• [Activity] Reduce the material below to its lines containing "JSON".

• [Task material]
━━━━
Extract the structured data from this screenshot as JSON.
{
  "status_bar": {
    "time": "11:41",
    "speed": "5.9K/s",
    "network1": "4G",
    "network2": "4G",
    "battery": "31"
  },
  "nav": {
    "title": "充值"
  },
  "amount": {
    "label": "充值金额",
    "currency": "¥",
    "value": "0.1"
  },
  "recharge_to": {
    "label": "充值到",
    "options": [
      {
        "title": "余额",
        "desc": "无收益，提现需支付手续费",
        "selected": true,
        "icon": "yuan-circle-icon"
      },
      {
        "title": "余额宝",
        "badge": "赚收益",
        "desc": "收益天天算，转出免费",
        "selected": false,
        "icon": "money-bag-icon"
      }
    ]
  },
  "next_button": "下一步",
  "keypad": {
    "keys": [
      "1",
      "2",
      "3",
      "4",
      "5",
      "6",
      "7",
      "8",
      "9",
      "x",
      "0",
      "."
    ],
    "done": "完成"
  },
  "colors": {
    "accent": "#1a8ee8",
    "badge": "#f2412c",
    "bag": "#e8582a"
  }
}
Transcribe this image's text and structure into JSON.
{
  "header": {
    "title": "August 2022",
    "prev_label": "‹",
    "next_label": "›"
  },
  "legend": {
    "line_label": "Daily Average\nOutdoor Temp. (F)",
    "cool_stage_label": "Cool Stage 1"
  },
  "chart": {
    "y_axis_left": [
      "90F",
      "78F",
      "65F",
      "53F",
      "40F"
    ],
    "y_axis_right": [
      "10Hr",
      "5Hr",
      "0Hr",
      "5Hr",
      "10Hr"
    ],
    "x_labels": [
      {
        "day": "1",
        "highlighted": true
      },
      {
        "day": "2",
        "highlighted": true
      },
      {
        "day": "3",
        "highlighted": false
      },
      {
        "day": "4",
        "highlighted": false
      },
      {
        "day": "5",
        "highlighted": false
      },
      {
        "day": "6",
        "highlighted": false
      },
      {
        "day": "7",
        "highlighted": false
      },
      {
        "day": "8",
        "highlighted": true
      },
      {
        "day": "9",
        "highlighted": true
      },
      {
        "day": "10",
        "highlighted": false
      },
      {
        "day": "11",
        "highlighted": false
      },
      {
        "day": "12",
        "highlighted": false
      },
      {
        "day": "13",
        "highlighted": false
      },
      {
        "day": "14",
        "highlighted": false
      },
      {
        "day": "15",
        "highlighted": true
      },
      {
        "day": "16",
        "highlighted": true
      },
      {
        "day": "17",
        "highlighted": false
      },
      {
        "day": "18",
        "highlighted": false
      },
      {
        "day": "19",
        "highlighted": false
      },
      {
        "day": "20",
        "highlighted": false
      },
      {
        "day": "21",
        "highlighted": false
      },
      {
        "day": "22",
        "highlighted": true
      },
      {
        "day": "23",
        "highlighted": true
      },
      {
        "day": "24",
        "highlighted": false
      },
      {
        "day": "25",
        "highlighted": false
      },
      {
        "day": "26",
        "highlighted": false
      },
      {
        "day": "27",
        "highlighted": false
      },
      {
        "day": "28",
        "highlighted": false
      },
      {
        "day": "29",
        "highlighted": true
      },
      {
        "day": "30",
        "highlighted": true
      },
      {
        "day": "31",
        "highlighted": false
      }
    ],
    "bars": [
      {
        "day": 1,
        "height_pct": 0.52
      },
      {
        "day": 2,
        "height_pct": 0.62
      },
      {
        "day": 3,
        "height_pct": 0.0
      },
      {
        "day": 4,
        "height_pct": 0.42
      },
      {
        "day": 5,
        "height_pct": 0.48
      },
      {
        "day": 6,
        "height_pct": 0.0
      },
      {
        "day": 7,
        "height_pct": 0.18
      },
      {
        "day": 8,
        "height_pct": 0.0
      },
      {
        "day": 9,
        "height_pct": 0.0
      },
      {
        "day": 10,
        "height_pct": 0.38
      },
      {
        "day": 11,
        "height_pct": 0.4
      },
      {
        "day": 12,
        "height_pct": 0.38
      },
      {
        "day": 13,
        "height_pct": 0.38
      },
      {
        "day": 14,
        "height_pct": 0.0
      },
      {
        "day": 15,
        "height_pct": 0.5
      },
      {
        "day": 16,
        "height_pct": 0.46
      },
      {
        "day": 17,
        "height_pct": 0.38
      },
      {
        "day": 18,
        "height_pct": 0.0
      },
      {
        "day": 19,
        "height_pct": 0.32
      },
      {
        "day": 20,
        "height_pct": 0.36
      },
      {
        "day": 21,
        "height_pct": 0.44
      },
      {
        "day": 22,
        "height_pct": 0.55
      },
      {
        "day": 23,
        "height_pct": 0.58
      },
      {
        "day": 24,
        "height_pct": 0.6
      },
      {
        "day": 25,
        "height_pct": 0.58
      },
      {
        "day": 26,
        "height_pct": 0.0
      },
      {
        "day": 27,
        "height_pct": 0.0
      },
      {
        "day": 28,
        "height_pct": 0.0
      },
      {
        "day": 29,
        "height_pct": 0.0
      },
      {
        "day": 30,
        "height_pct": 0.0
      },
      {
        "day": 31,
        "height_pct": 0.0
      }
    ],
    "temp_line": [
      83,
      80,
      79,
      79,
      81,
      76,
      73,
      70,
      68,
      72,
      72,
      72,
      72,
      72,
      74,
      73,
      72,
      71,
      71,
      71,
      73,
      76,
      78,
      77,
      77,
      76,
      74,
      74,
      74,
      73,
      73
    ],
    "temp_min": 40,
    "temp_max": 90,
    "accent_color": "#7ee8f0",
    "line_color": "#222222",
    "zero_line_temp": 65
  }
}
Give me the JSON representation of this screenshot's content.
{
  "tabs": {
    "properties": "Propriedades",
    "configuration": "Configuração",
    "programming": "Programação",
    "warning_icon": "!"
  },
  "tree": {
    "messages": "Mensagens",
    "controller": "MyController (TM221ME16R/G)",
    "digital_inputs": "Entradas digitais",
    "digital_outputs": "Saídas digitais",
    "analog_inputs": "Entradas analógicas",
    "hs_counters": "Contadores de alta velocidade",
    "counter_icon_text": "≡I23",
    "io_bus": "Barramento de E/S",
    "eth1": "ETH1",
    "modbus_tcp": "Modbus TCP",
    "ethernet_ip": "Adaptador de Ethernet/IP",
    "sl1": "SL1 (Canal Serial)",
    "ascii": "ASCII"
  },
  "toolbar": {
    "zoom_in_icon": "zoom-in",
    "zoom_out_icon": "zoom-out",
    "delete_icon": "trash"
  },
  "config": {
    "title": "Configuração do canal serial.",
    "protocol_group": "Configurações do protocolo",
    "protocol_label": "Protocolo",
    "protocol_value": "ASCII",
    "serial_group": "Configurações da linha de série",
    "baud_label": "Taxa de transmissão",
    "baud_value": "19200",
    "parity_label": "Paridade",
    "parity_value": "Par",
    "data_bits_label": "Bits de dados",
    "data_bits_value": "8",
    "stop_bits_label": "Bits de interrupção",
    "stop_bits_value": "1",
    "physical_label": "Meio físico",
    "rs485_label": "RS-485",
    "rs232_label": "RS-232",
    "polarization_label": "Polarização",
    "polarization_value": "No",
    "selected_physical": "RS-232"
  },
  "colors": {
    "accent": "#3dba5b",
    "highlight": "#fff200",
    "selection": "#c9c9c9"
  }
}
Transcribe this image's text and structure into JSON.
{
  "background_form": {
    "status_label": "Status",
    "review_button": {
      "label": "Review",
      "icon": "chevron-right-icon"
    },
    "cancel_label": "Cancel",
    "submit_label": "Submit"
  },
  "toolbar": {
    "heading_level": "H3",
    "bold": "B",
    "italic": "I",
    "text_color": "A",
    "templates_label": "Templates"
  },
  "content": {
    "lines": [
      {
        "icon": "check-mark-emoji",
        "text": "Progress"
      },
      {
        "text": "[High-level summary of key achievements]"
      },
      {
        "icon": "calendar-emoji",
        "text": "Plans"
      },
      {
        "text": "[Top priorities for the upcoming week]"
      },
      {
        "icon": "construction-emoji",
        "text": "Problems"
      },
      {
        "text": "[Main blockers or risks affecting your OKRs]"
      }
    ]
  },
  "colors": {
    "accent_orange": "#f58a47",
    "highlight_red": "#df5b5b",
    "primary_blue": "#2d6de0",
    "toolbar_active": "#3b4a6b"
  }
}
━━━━
• [Exercise response]
Extract the structured data from this screenshot as JSON.
Transcribe this image's text and structure into JSON.
Give me the JSON representation of this screenshot's content.
Transcribe this image's text and structure into JSON.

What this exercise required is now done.